Gov. Jerry Brown recently delivered his final “State of the State” address to the Legislature. Whether you agree or disagree with his policies, he will leave a deep legacy of public service in our state that will be felt for decades to come.
The governor not surprisingly touted what he viewed as his accomplishments. I do give him credit for adding money to California’s “rainy day” fund for fiscal emergencies. He is right to warn that a pending economic recession could cause a $20 billion yearly shortfall and that it is better to prepare now than later.
However, the picture of California that he painted in his speech downplays festering liabilities of the state. Whether he acknowledges it or not, there is a growing crisis of affordability and accountability.
First and foremost, California has the nation’s highest poverty rate, when factoring in cost-of-living.

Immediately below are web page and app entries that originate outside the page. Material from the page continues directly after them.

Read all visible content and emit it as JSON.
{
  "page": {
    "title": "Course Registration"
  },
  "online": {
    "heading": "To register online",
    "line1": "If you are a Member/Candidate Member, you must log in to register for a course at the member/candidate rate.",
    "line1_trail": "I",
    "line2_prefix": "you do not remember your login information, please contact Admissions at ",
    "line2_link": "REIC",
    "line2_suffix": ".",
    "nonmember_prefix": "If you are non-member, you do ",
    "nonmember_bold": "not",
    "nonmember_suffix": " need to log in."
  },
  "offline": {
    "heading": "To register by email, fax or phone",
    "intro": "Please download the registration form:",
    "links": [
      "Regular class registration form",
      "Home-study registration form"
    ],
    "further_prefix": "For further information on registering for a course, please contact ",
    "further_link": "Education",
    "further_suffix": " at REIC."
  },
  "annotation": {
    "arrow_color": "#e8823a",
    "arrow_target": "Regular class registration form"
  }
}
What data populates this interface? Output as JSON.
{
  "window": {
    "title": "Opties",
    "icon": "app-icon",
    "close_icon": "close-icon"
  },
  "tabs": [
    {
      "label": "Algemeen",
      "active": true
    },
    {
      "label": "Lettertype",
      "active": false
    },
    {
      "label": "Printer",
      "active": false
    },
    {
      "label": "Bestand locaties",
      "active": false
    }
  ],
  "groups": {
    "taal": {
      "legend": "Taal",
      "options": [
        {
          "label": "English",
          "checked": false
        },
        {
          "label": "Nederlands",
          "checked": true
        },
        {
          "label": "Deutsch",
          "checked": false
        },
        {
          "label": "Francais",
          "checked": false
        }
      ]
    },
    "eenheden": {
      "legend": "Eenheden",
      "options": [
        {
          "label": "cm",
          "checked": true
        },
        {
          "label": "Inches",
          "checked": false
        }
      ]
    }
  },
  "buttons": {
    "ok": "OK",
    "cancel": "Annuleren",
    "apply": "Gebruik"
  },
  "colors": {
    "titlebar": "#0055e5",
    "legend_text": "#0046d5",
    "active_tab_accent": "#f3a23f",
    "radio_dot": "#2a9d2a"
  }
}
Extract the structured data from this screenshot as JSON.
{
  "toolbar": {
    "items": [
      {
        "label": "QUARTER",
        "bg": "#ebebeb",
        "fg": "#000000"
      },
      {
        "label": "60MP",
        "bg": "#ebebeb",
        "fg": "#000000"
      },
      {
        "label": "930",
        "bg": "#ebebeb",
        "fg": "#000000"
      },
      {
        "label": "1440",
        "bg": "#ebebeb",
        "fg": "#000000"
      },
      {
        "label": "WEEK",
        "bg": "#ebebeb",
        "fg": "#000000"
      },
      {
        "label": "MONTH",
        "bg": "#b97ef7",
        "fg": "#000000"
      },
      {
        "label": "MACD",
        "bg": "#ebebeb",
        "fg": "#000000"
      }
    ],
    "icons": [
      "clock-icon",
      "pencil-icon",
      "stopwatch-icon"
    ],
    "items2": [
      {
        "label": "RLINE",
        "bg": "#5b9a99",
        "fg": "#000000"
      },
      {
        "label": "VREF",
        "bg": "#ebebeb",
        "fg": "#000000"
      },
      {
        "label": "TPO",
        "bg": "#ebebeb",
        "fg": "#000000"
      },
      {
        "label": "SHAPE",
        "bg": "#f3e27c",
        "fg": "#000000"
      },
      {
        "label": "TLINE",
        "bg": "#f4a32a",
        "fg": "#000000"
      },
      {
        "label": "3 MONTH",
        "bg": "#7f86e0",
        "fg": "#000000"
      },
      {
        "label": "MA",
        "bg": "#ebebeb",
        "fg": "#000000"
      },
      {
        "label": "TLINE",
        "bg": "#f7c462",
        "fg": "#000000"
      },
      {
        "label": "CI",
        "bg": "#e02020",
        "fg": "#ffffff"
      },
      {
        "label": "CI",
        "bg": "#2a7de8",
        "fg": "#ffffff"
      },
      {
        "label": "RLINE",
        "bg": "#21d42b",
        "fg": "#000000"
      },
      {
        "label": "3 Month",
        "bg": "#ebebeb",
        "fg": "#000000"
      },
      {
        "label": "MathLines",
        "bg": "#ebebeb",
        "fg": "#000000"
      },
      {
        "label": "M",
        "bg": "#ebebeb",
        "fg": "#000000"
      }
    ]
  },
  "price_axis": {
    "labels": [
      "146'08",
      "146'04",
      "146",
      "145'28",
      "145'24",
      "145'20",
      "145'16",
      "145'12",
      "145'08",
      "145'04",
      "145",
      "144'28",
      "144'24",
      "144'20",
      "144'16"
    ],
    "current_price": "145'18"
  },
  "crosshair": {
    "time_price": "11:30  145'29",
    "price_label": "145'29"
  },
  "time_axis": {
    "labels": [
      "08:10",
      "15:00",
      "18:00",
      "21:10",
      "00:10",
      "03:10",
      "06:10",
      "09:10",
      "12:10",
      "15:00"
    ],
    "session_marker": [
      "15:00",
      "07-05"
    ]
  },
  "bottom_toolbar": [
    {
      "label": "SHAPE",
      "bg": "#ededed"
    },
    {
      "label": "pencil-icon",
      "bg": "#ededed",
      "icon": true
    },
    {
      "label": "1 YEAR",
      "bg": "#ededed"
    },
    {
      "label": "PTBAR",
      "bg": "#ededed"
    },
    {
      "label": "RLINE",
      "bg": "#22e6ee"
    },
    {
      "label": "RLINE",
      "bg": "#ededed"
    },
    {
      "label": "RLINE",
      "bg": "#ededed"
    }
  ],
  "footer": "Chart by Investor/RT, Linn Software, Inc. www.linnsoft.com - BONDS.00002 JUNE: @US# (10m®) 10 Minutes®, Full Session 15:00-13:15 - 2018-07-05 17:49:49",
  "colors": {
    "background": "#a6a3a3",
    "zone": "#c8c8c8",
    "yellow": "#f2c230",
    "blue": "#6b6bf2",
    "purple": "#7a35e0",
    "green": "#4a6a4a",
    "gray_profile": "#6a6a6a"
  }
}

One out of five Californians is poor. The poverty rate is partially driven by the state’s housing costs that have made buying a home difficult. Yet the state’s solution to address housing costs is the same to every problem — add more regulations and fees. For example, the governor signed Senate Bill 35 last year that could add $84,000 to the cost of building a 2,600-square-foot home by requiring “prevailing” wages on new construction.
Whether it is housing, taxes or transportation, Californians are paying more now than ever before. But Sacramento is not starving for money. Under Gov. Brown, the budget has risen by 52.4 percent from $86.4 billion in 2011-12 to a proposed $131.7 billion in 2018-19. However, California’s population did not grow by 52.4 percent during the past eight years. So where is the money going? Some is going to grow government entitlement programs and to questionable priorities such as high-speed rail.
This leads to my second point — the lack of accountability in state spending. According to recent media reports, California will have to spend another $2.8 billion to build an unneeded train while Californians are stuck paying higher gas and car taxes. That is $2.8 billion we could use for other priorities — such as repairing roads and our aging water infrastructure. With no private investment coming, it is time for the governor to put the brakes on his legacy train.
The governor and the Democratic-controlled Legislature are also neglecting to fully meet the promises that the state has made to Californians.
Take Proposition 30 (2012) for example, the “temporary” income tax increase to fund education. Despite the promises made to use the funds for education, the current budget spends billions of dollars from Prop. 30 on non-education items.
New housing developments with requirements to provide new schools are feeling the pressure. California is waiting longer to build or modernize schools because most of the bonds are not being issued. Why are we not building and fixing schools sooner?
The governor and Legislature also promised construction of additional water storage if voters approved a water bond, which they did in 2014. To date, this additional water storage has yet to be realized. Where is the storage?
Last, but not least, the state has at least $234 billion in pension debt it owes to public employees and retirees. The California Public Employees’ Retirement System shows that, as of June 2016, CalPERS is underfunded by more than $138 billion. The teachers’ retirement system (CalSTRS) has a $96 billion shortfall. How is the state going to pay for this? The governor did not say.
In his final months in office, the governor can help boost his legacy by using his bully pulpit to address affordability and accountability. The promises made to Californians must be fulfilled.